Not only is it difficult for the brain injury survivor but it is difficult for his/her family and spouse.They have lost the person they once knew and will feel the loss themselves. They have to get to know that person again as he/she may be quite different from who he had previously been.
In the case of concussions, some damage, regardless of severity will be sustained so multiple concussions can cause more damage. Both concussions and brain injuries can leave the survivor with deficits. Personality changes are the result of deficits.
Sometimes personality changes may only be really evident to those closest to the brain injury survivor. Others may say, ‘He just isn’t the same.’ or ‘Something seems off.’ without being able to pinpoint exactly what the difference may be. But often it is enough of a change for even those unsure of what the change is for friends to not visit as often as they once did.
Sylvia Behnish has written numerous articles relating to family issues, motivational topics, entertaining, travel and brain injuries. For more information on any of these topics, go to her site listed below. She has recently published her first non-fiction book entitled “Rollercoaster Ride With Brain Injury (For Loved Ones)” and her first fiction novel entitled “His Sins”, a three generation family saga.

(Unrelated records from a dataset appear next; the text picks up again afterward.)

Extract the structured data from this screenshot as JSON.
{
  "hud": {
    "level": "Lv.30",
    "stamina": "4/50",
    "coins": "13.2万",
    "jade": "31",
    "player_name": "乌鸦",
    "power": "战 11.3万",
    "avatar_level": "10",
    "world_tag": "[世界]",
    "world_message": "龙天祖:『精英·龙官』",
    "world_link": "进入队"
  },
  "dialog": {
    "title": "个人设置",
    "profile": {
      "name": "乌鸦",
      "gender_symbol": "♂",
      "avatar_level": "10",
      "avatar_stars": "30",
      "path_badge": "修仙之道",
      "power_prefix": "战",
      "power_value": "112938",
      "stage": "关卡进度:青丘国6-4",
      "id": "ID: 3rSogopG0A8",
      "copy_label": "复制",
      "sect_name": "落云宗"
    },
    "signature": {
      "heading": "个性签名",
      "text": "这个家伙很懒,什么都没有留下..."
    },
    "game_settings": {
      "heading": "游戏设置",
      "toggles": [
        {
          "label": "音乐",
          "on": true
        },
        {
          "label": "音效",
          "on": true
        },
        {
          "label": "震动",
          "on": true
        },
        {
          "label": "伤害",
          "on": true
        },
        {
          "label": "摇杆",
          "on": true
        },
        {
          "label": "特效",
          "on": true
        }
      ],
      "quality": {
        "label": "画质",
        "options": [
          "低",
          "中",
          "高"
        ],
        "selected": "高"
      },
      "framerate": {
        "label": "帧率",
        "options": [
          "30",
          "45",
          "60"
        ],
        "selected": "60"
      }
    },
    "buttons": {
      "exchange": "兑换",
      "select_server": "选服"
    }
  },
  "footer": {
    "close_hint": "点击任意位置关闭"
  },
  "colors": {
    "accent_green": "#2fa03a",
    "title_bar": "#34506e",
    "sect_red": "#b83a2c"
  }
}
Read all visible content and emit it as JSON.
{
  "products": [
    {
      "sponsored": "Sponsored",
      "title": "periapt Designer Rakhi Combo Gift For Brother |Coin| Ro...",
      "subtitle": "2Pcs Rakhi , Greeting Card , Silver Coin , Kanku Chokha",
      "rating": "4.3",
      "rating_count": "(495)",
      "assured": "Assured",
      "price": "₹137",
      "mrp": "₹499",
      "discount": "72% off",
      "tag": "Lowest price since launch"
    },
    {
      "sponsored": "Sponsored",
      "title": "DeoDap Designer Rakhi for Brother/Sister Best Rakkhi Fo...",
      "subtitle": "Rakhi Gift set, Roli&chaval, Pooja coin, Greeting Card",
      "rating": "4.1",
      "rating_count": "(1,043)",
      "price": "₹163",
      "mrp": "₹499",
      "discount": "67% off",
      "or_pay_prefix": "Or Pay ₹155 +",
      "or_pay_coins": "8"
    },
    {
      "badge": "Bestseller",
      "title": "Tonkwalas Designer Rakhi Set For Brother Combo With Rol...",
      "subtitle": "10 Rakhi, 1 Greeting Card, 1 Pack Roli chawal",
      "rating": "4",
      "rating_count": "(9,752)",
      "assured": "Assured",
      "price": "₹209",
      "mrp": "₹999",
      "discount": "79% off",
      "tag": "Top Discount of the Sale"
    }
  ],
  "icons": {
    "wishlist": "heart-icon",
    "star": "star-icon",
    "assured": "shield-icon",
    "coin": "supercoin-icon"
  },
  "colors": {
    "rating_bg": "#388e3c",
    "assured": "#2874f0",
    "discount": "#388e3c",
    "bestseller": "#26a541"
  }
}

Either of the above books can be ordered by e-mail at the following blog: